* TO DO:
An exact copy of all the data is the expected answer.

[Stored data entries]

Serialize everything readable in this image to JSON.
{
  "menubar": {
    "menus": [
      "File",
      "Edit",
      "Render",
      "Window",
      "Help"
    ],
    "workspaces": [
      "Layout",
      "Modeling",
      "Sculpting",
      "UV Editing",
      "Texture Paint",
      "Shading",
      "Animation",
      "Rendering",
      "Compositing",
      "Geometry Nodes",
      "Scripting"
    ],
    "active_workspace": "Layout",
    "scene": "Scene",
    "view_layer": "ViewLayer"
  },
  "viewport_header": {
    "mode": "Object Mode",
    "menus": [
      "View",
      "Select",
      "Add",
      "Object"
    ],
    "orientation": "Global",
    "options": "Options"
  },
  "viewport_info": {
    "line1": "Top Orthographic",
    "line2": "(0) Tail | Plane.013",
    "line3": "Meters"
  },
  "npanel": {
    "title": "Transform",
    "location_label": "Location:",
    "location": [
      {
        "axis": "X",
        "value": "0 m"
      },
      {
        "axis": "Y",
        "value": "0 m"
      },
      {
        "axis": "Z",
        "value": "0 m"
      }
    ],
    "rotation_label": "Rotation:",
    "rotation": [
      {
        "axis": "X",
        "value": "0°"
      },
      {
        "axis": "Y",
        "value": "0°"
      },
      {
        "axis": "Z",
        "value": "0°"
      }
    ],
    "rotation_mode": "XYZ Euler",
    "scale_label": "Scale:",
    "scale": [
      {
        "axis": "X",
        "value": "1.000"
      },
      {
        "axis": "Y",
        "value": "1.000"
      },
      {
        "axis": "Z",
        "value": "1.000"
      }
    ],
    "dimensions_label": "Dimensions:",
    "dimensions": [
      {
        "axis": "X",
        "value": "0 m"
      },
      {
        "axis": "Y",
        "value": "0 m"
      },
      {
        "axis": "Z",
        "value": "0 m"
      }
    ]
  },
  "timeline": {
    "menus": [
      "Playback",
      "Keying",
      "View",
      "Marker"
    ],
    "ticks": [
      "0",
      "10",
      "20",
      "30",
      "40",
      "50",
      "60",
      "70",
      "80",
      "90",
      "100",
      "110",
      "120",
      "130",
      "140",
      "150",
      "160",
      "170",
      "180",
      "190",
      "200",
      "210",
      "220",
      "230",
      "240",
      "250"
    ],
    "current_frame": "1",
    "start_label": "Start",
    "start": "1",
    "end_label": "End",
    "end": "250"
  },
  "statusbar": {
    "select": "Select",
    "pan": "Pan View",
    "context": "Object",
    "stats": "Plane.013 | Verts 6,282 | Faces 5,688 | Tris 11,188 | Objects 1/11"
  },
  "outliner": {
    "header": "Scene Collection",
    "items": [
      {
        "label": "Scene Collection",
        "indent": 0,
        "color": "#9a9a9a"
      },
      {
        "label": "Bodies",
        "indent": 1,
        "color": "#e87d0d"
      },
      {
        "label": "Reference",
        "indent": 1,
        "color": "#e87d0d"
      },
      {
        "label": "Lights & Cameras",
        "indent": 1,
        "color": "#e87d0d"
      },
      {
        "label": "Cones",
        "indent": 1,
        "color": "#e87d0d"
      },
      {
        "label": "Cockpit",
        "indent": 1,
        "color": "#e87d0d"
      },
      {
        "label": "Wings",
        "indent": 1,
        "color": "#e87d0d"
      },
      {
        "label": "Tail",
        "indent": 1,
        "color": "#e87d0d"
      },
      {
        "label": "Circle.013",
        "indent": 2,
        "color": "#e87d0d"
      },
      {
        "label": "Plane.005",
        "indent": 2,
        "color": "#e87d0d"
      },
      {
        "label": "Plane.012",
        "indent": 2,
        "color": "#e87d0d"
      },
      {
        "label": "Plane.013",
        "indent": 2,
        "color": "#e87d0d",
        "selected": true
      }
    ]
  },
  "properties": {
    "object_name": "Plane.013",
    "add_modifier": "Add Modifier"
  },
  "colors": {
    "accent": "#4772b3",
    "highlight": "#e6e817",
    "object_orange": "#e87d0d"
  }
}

* SOLUTION BELOW:
Serialize everything readable in this image to JSON.
{
  "menubar": {
    "menus": [
      "File",
      "Edit",
      "Render",
      "Window",
      "Help"
    ],
    "workspaces": [
      "Layout",
      "Modeling",
      "Sculpting",
      "UV Editing",
      "Texture Paint",
      "Shading",
      "Animation",
      "Rendering",
      "Compositing",
      "Geometry Nodes",
      "Scripting"
    ],
    "active_workspace": "Layout",
    "scene": "Scene",
    "view_layer": "ViewLayer"
  },
  "viewport_header": {
    "mode": "Object Mode",
    "menus": [
      "View",
      "Select",
      "Add",
      "Object"
    ],
    "orientation": "Global",
    "options": "Options"
  },
  "viewport_info": {
    "line1": "Top Orthographic",
    "line2": "(0) Tail | Plane.013",
    "line3": "Meters"
  },
  "npanel": {
    "title": "Transform",
    "location_label": "Location:",
    "location": [
      {
        "axis": "X",
        "value": "0 m"
      },
      {
        "axis": "Y",
        "value": "0 m"
      },
      {
        "axis": "Z",
        "value": "0 m"
      }
    ],
    "rotation_label": "Rotation:",
    "rotation": [
      {
        "axis": "X",
        "value": "0°"
      },
      {
        "axis": "Y",
        "value": "0°"
      },
      {
        "axis": "Z",
        "value": "0°"
      }
    ],
    "rotation_mode": "XYZ Euler",
    "scale_label": "Scale:",
    "scale": [
      {
        "axis": "X",
        "value": "1.000"
      },
      {
        "axis": "Y",
        "value": "1.000"
      },
      {
        "axis": "Z",
        "value": "1.000"
      }
    ],
    "dimensions_label": "Dimensions:",
    "dimensions": [
      {
        "axis": "X",
        "value": "0 m"
      },
      {
        "axis": "Y",
        "value": "0 m"
      },
      {
        "axis": "Z",
        "value": "0 m"
      }
    ]
  },
  "timeline": {
    "menus": [
      "Playback",
      "Keying",
      "View",
      "Marker"
    ],
    "ticks": [
      "0",
      "10",
      "20",
      "30",
      "40",
      "50",
      "60",
      "70",
      "80",
      "90",
      "100",
      "110",
      "120",
      "130",
      "140",
      "150",
      "160",
      "170",
      "180",
      "190",
      "200",
      "210",
      "220",
      "230",
      "240",
      "250"
    ],
    "current_frame": "1",
    "start_label": "Start",
    "start": "1",
    "end_label": "End",
    "end": "250"
  },
  "statusbar": {
    "select": "Select",
    "pan": "Pan View",
    "context": "Object",
    "stats": "Plane.013 | Verts 6,282 | Faces 5,688 | Tris 11,188 | Objects 1/11"
  },
  "outliner": {
    "header": "Scene Collection",
    "items": [
      {
        "label": "Scene Collection",
        "indent": 0,
        "color": "#9a9a9a"
      },
      {
        "label": "Bodies",
        "indent": 1,
        "color": "#e87d0d"
      },
      {
        "label": "Reference",
        "indent": 1,
        "color": "#e87d0d"
      },
      {
        "label": "Lights & Cameras",
        "indent": 1,
        "color": "#e87d0d"
      },
      {
        "label": "Cones",
        "indent": 1,
        "color": "#e87d0d"
      },
      {
        "label": "Cockpit",
        "indent": 1,
        "color": "#e87d0d"
      },
      {
        "label": "Wings",
        "indent": 1,
        "color": "#e87d0d"
      },
      {
        "label": "Tail",
        "indent": 1,
        "color": "#e87d0d"
      },
      {
        "label": "Circle.013",
        "indent": 2,
        "color": "#e87d0d"
      },
      {
        "label": "Plane.005",
        "indent": 2,
        "color": "#e87d0d"
      },
      {
        "label": "Plane.012",
        "indent": 2,
        "color": "#e87d0d"
      },
      {
        "label": "Plane.013",
        "indent": 2,
        "color": "#e87d0d",
        "selected": true
      }
    ]
  },
  "properties": {
    "object_name": "Plane.013",
    "add_modifier": "Add Modifier"
  },
  "colors": {
    "accent": "#4772b3",
    "highlight": "#e6e817",
    "object_orange": "#e87d0d"
  }
}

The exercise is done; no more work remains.